The University of California system is made up of 9 schools. Among the best known are UC Berkeley, UCLA, and UC San Diego.
On a recent visit to Berkeley, the tradition of engagement and activism was evident across campus, with fliers promoting all sorts of protests and campaigns. I was also a bit surprised to see a pep rally leading up to the new Berkeley chancellor’s convocation, complete with marching bank and cheerleaders. At a school of 25,000 students, there are clubs and causes for a very diverse group of students (more than 1200 student organizations, and you can always create your own).
Admissions at Berkeley are getting more competitive every years, with a 68% increase in applications in the last eight years. The international student admittance rate in 2013 was 14.6% (and an average SAT for international students of 2136), making it a highly competitive school to get into.
It’s a beautiful campus, with plenty of trees, very walkable, lots of green space, and students who are actively engaged and passionate about lots of issues.
UCLA has the strongest competitive sports culture among the UCs, with a boast that they have won a national championship in at least one sport each year since 1965. With 19% international students in the freshman class, UCLA is diversifying, but this number can’t go up much further due to restrictions on the number of out of state students each UC can admit.

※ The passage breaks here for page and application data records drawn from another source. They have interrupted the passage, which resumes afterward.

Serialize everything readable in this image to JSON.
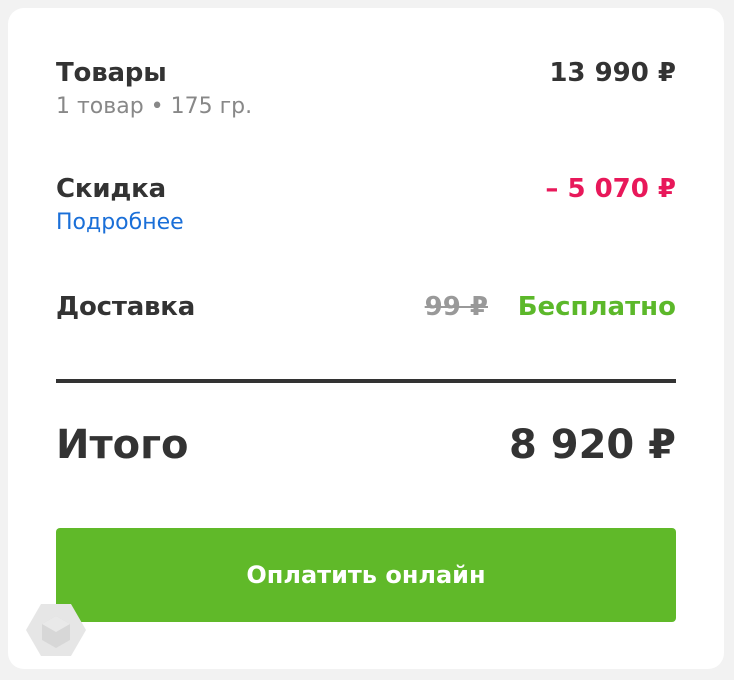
{
  "summary": {
    "goods": {
      "label": "Товары",
      "meta": "1 товар • 175 гр.",
      "price": "13 990 ₽"
    },
    "discount": {
      "label": "Скидка",
      "details_link": "Подробнее",
      "amount": "– 5 070 ₽"
    },
    "delivery": {
      "label": "Доставка",
      "old_price": "99 ₽",
      "price": "Бесплатно"
    },
    "total": {
      "label": "Итого",
      "amount": "8 920 ₽"
    },
    "pay_button_label": "Оплатить онлайн"
  },
  "colors": {
    "discount": "#e8185a",
    "free": "#5cb82a",
    "button": "#60b929",
    "link": "#1a6fd8"
  }
}
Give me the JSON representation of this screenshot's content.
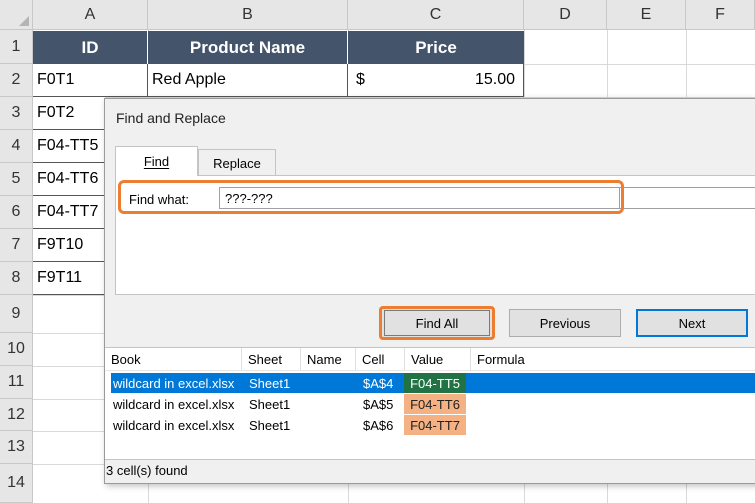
{
  "sheet": {
    "columns": [
      "A",
      "B",
      "C",
      "D",
      "E",
      "F"
    ],
    "rows": [
      "1",
      "2",
      "3",
      "4",
      "5",
      "6",
      "7",
      "8",
      "9",
      "10",
      "11",
      "12",
      "13",
      "14"
    ],
    "headers": {
      "id": "ID",
      "product": "Product Name",
      "price": "Price"
    },
    "row2": {
      "id": "F0T1",
      "product": "Red Apple",
      "currency": "$",
      "price": "15.00"
    },
    "ids": [
      "F0T2",
      "F04-TT5",
      "F04-TT6",
      "F04-TT7",
      "F9T10",
      "F9T11"
    ],
    "header_color": "#44546a"
  },
  "dialog": {
    "title": "Find and Replace",
    "tabs": {
      "find": "Find",
      "replace": "Replace"
    },
    "find_label": "Find what:",
    "find_value": "???-???",
    "buttons": {
      "find_all": "Find All",
      "previous": "Previous",
      "next": "Next"
    },
    "results": {
      "columns": [
        "Book",
        "Sheet",
        "Name",
        "Cell",
        "Value",
        "Formula"
      ],
      "rows": [
        {
          "book": "wildcard in excel.xlsx",
          "sheet": "Sheet1",
          "name": "",
          "cell": "$A$4",
          "value": "F04-TT5",
          "formula": ""
        },
        {
          "book": "wildcard in excel.xlsx",
          "sheet": "Sheet1",
          "name": "",
          "cell": "$A$5",
          "value": "F04-TT6",
          "formula": ""
        },
        {
          "book": "wildcard in excel.xlsx",
          "sheet": "Sheet1",
          "name": "",
          "cell": "$A$6",
          "value": "F04-TT7",
          "formula": ""
        }
      ]
    },
    "status": "3 cell(s) found",
    "highlight_color": "#ed7d31",
    "value_highlight": "#f4b183",
    "selected_value_highlight": "#217346",
    "selection_color": "#0078d7"
  }
}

UC San Diego, on the other hand, does not emphasize sports nearly as much. They do not have a football team, and their sports teams play at the Division II level (more low key than Division I). The campus has a eucalyptus forest running through the middle of it,, giving it a more natural feeling, and the quirky architecture of Geisel Library, named after Dr. Seuss, lend the feeling of a school that attracts interesting, inventive students (my tour guide said it attracts nerds who like to have fun). The warm southern CA weather means you can go to the beach year round, and the center of campus is a 15 minute WALK to the beach! UC SD is unique among the UCs in its set-up. There are 6 colleges, so students are given a smaller liberal arts college feel even though they are at a university with over 22,000 undergrads. Each college has it’s own general education requirements, and you live and take your GE requirements with others in your college. Do be aware that it takes students on average 4 ½ years to graduate.